**What to work on**
Below are records to retype exactly, except for the pictures.

━━━ Available records ━━━

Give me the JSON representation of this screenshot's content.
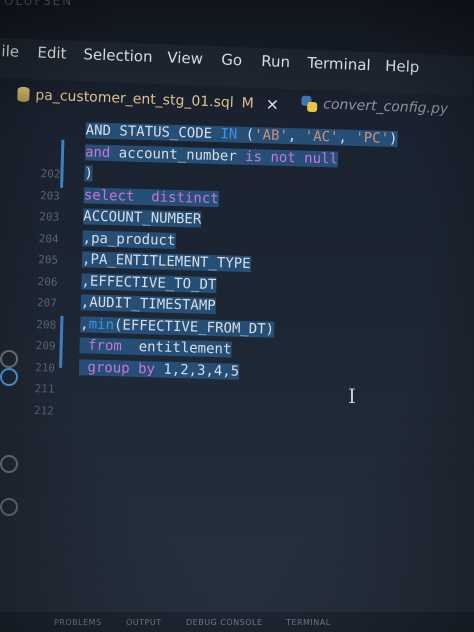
{
  "bezel": {
    "brand": "OLUFSEN"
  },
  "menu": [
    {
      "label": "ile"
    },
    {
      "label": "Edit"
    },
    {
      "label": "Selection"
    },
    {
      "label": "View"
    },
    {
      "label": "Go"
    },
    {
      "label": "Run"
    },
    {
      "label": "Terminal"
    },
    {
      "label": "Help"
    }
  ],
  "tabs": {
    "active": {
      "label": "pa_customer_ent_stg_01.sql",
      "modified": "M",
      "close": "×",
      "icon": "database-icon"
    },
    "inactive": {
      "label": "convert_config.py",
      "icon": "python-icon"
    }
  },
  "editor": {
    "lines": [
      {
        "num": "",
        "segments": [
          [
            "txt",
            "AND STATUS_CODE "
          ],
          [
            "kwb",
            "IN"
          ],
          [
            "txt",
            " ("
          ],
          [
            "str",
            "'AB'"
          ],
          [
            "txt",
            ", "
          ],
          [
            "str",
            "'AC'"
          ],
          [
            "txt",
            ", "
          ],
          [
            "str",
            "'PC'"
          ],
          [
            "txt",
            ")"
          ]
        ]
      },
      {
        "num": "",
        "segments": [
          [
            "kw",
            "and"
          ],
          [
            "txt",
            " account_number "
          ],
          [
            "kw",
            "is not null"
          ]
        ]
      },
      {
        "num": "202",
        "segments": [
          [
            "txt",
            ")"
          ]
        ]
      },
      {
        "num": "203",
        "segments": [
          [
            "kw",
            "select"
          ],
          [
            "txt",
            "  "
          ],
          [
            "kw",
            "distinct"
          ]
        ]
      },
      {
        "num": "203",
        "segments": [
          [
            "txt",
            "ACCOUNT_NUMBER"
          ]
        ]
      },
      {
        "num": "204",
        "segments": [
          [
            "txt",
            ",pa_product"
          ]
        ]
      },
      {
        "num": "205",
        "segments": [
          [
            "txt",
            ",PA_ENTITLEMENT_TYPE"
          ]
        ]
      },
      {
        "num": "206",
        "segments": [
          [
            "txt",
            ",EFFECTIVE_TO_DT"
          ]
        ]
      },
      {
        "num": "207",
        "segments": [
          [
            "txt",
            ",AUDIT_TIMESTAMP"
          ]
        ]
      },
      {
        "num": "208",
        "segments": [
          [
            "txt",
            ","
          ],
          [
            "kwb",
            "min"
          ],
          [
            "txt",
            "(EFFECTIVE_FROM_DT)"
          ]
        ]
      },
      {
        "num": "209",
        "segments": [
          [
            "txt",
            " "
          ],
          [
            "kw",
            "from"
          ],
          [
            "txt",
            "  entitlement"
          ]
        ]
      },
      {
        "num": "210",
        "segments": [
          [
            "txt",
            " "
          ],
          [
            "kw",
            "group by"
          ],
          [
            "txt",
            " 1,2,3,4,5"
          ]
        ]
      },
      {
        "num": "211",
        "segments": []
      },
      {
        "num": "212",
        "segments": []
      }
    ]
  },
  "panel": {
    "tabs": [
      {
        "label": "PROBLEMS"
      },
      {
        "label": "OUTPUT"
      },
      {
        "label": "DEBUG CONSOLE"
      },
      {
        "label": "TERMINAL"
      }
    ]
  },
  "colors": {
    "selection": "#264f78",
    "keyword": "#cc73d6",
    "builtin": "#3a94e6",
    "string": "#ce9178",
    "modified": "#e2c08d"
  }
}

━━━

**Answer below**
Give me the JSON representation of this screenshot's content.
{
  "bezel": {
    "brand": "OLUFSEN"
  },
  "menu": [
    {
      "label": "ile"
    },
    {
      "label": "Edit"
    },
    {
      "label": "Selection"
    },
    {
      "label": "View"
    },
    {
      "label": "Go"
    },
    {
      "label": "Run"
    },
    {
      "label": "Terminal"
    },
    {
      "label": "Help"
    }
  ],
  "tabs": {
    "active": {
      "label": "pa_customer_ent_stg_01.sql",
      "modified": "M",
      "close": "×",
      "icon": "database-icon"
    },
    "inactive": {
      "label": "convert_config.py",
      "icon": "python-icon"
    }
  },
  "editor": {
    "lines": [
      {
        "num": "",
        "segments": [
          [
            "txt",
            "AND STATUS_CODE "
          ],
          [
            "kwb",
            "IN"
          ],
          [
            "txt",
            " ("
          ],
          [
            "str",
            "'AB'"
          ],
          [
            "txt",
            ", "
          ],
          [
            "str",
            "'AC'"
          ],
          [
            "txt",
            ", "
          ],
          [
            "str",
            "'PC'"
          ],
          [
            "txt",
            ")"
          ]
        ]
      },
      {
        "num": "",
        "segments": [
          [
            "kw",
            "and"
          ],
          [
            "txt",
            " account_number "
          ],
          [
            "kw",
            "is not null"
          ]
        ]
      },
      {
        "num": "202",
        "segments": [
          [
            "txt",
            ")"
          ]
        ]
      },
      {
        "num": "203",
        "segments": [
          [
            "kw",
            "select"
          ],
          [
            "txt",
            "  "
          ],
          [
            "kw",
            "distinct"
          ]
        ]
      },
      {
        "num": "203",
        "segments": [
          [
            "txt",
            "ACCOUNT_NUMBER"
          ]
        ]
      },
      {
        "num": "204",
        "segments": [
          [
            "txt",
            ",pa_product"
          ]
        ]
      },
      {
        "num": "205",
        "segments": [
          [
            "txt",
            ",PA_ENTITLEMENT_TYPE"
          ]
        ]
      },
      {
        "num": "206",
        "segments": [
          [
            "txt",
            ",EFFECTIVE_TO_DT"
          ]
        ]
      },
      {
        "num": "207",
        "segments": [
          [
            "txt",
            ",AUDIT_TIMESTAMP"
          ]
        ]
      },
      {
        "num": "208",
        "segments": [
          [
            "txt",
            ","
          ],
          [
            "kwb",
            "min"
          ],
          [
            "txt",
            "(EFFECTIVE_FROM_DT)"
          ]
        ]
      },
      {
        "num": "209",
        "segments": [
          [
            "txt",
            " "
          ],
          [
            "kw",
            "from"
          ],
          [
            "txt",
            "  entitlement"
          ]
        ]
      },
      {
        "num": "210",
        "segments": [
          [
            "txt",
            " "
          ],
          [
            "kw",
            "group by"
          ],
          [
            "txt",
            " 1,2,3,4,5"
          ]
        ]
      },
      {
        "num": "211",
        "segments": []
      },
      {
        "num": "212",
        "segments": []
      }
    ]
  },
  "panel": {
    "tabs": [
      {
        "label": "PROBLEMS"
      },
      {
        "label": "OUTPUT"
      },
      {
        "label": "DEBUG CONSOLE"
      },
      {
        "label": "TERMINAL"
      }
    ]
  },
  "colors": {
    "selection": "#264f78",
    "keyword": "#cc73d6",
    "builtin": "#3a94e6",
    "string": "#ce9178",
    "modified": "#e2c08d"
  }
}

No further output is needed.